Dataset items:

--- --- ---

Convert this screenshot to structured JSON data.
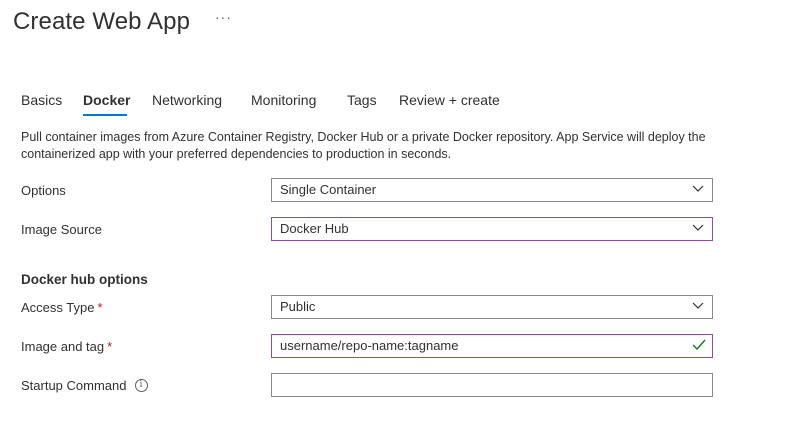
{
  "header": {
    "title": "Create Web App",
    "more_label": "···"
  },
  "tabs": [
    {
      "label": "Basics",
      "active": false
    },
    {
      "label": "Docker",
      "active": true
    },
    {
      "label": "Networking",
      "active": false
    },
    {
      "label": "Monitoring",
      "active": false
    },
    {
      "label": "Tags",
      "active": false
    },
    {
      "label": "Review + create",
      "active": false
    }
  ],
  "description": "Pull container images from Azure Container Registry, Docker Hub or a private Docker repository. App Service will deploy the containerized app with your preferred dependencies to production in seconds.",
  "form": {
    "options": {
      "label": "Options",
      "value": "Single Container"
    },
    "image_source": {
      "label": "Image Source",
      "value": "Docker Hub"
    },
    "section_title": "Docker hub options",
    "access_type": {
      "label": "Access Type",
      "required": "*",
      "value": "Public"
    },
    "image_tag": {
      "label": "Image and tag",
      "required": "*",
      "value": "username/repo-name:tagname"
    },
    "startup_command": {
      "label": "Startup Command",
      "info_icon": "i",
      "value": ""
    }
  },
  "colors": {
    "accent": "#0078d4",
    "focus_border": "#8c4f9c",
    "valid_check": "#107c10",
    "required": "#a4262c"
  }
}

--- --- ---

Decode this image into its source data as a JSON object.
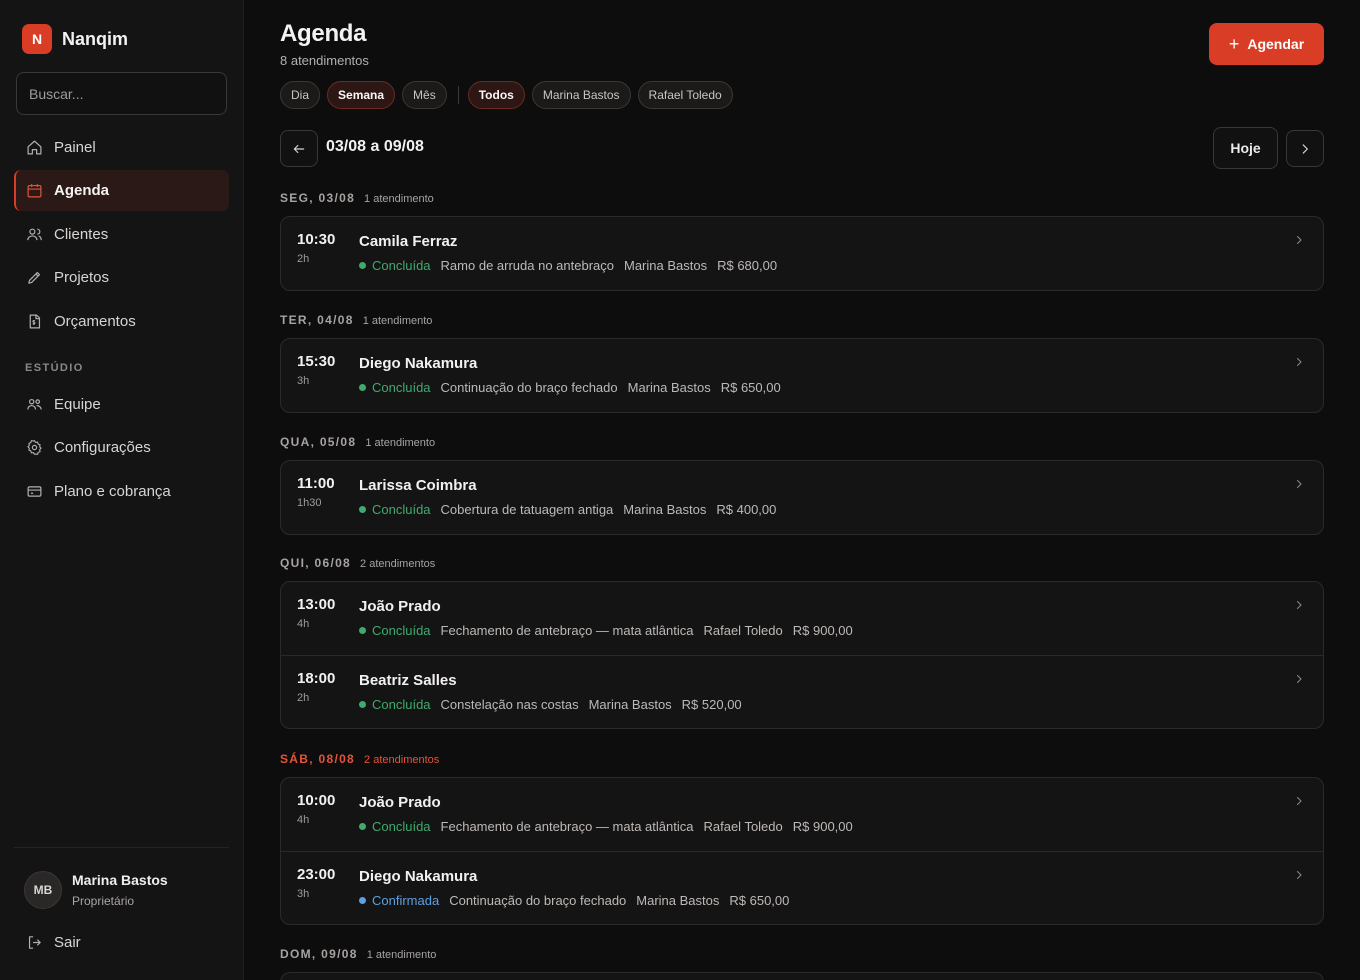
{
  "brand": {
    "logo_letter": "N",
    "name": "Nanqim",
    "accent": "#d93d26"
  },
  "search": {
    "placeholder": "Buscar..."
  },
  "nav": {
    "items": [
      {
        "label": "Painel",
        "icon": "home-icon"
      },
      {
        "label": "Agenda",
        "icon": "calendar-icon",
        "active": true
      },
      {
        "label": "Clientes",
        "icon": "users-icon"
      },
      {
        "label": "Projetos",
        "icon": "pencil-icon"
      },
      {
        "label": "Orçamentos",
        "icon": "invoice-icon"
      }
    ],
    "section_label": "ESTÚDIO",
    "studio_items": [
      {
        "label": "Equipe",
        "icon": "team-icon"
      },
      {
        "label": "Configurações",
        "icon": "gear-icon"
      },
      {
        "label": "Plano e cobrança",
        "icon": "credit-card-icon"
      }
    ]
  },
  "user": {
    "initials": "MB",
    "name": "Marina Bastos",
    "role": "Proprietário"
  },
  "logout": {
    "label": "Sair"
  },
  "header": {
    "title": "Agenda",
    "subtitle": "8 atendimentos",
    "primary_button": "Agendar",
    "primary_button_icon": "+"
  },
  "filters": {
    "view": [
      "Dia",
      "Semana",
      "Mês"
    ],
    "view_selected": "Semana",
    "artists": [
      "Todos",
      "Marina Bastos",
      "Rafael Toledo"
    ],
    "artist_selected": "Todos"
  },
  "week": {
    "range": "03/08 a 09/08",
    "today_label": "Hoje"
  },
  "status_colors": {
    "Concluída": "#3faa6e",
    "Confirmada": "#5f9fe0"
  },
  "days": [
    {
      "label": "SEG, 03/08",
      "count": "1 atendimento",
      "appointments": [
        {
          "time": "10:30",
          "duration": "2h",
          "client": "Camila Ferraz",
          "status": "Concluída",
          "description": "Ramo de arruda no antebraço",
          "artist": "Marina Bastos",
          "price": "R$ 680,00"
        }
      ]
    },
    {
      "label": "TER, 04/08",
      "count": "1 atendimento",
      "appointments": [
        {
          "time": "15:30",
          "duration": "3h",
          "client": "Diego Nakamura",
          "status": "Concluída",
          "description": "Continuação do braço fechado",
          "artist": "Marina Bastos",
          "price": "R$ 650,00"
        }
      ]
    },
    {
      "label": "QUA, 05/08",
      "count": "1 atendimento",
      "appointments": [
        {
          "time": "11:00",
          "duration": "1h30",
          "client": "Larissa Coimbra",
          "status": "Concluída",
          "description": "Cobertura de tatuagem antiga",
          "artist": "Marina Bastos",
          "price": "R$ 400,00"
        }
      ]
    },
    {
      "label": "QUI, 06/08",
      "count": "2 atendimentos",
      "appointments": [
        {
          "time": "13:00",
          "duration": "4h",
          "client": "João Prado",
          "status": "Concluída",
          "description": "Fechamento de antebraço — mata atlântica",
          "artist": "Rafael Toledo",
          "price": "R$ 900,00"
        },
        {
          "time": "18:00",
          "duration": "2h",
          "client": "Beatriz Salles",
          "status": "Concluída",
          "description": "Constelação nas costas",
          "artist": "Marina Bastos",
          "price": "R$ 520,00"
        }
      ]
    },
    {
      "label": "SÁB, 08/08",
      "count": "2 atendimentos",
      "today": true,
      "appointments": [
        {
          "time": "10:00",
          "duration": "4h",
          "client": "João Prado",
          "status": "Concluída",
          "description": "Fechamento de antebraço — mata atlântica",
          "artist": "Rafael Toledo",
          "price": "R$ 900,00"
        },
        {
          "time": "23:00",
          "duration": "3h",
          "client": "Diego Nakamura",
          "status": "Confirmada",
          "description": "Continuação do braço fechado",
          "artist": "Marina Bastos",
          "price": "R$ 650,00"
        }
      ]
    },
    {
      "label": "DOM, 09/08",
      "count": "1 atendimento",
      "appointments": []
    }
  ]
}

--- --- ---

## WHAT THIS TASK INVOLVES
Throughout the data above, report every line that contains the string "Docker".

## RESPONSE TO THE TASK
      "label": "Docker",
  "description": "Pull container images from Azure Container Registry, Docker Hub or a private Docker repository. App Service will deploy the containerized app with your preferred dependencies to production in seconds.",
      "value": "Docker Hub"
    "section_title": "Docker hub options",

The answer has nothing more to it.